Soon Your Building Might Have A COVID-19 Safety Rating
The International WELL Building Institute has launched a new standard to rate how well a building protects its occupants from the transmission of the novel coronavirus.
Dubbed the WELL Health-Safety Rating, it can be used to rate most property types, including offices, retail, restaurants, schools and hotels, as people begin to return to work and otherwise go out again. The standard will also examine building sanitation, which in a post-pandemic context includes cleaning and touchless surfaces, water quality, waste disposal and other factors.
In the case of buildings with permanent occupants, the standard will also look at corporate culture. Namely, whether an occupant company actually encourages sick workers to stay home, The Real Deal reports.
The certification will depend on third-party verification. Properties will not be offered different levels of certification under the WELL Health-Safety Rating, but will either meet the standard as a whole or not.
The International WELL Building Institute rolled out its original system for building standards in 2016, which concerns itself with over 100 aspects of the built environment that affect human health, and (like LEED) has levels: silver, gold and platinum. Current WELL-registered projects can meet the new standard as part of their already established certification efforts.

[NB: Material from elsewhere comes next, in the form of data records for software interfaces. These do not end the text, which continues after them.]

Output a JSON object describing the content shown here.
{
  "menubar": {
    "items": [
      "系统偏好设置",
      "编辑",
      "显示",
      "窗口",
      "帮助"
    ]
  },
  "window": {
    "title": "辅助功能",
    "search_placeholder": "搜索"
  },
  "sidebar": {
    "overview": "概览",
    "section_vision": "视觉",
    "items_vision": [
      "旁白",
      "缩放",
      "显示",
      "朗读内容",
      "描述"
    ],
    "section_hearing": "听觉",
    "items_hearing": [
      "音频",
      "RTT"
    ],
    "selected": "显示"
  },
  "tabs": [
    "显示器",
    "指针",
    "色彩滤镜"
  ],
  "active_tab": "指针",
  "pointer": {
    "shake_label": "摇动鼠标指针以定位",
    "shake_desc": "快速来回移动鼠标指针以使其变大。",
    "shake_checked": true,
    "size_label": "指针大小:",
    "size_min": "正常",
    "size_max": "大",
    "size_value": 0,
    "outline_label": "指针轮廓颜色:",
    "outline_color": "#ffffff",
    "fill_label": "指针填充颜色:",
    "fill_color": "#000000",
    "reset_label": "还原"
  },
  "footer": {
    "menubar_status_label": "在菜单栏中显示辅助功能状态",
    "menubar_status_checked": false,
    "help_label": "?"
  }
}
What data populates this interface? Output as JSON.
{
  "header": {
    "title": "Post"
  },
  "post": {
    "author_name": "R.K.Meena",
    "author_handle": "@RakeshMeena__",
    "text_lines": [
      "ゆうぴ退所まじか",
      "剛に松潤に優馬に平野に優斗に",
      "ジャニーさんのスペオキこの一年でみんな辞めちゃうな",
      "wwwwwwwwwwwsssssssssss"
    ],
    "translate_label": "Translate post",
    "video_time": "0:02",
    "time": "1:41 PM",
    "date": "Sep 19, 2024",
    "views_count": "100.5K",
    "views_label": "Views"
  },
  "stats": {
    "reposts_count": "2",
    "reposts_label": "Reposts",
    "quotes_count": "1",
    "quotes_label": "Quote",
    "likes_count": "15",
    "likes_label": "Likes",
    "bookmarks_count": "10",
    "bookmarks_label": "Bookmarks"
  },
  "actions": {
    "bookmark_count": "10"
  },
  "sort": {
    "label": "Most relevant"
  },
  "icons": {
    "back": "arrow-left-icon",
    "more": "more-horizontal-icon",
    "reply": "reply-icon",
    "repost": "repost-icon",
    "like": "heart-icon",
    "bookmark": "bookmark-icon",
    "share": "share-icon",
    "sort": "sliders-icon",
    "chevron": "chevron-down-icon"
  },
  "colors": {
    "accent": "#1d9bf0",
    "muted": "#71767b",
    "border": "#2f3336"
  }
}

For its part, LEED has unveiled a pilot program to provide guidance on cleaning buildings in a way that not only meets sustainable standards but also guidelines from the Centers for Disease Control and Prevention for dealing with COVID-19.
“One benefit of this program is to show that the professional cleaning industry can stop the spread of COVID-19 without resorting to conventional cleaning products that can harm the environment,” Ashkin Group President Stephen Ashkin, who helped develop the program, told Rental Pulse.
As states reopen, the number of guidelines for doing so have proliferated. Most recently, the Real Estate Board of New York, in coalition with a number of business and labor union groups, crafted guidelines for the re-entry of commercial office buildings in New York, which cover cleaning, systems maintenance, social distancing and hygiene.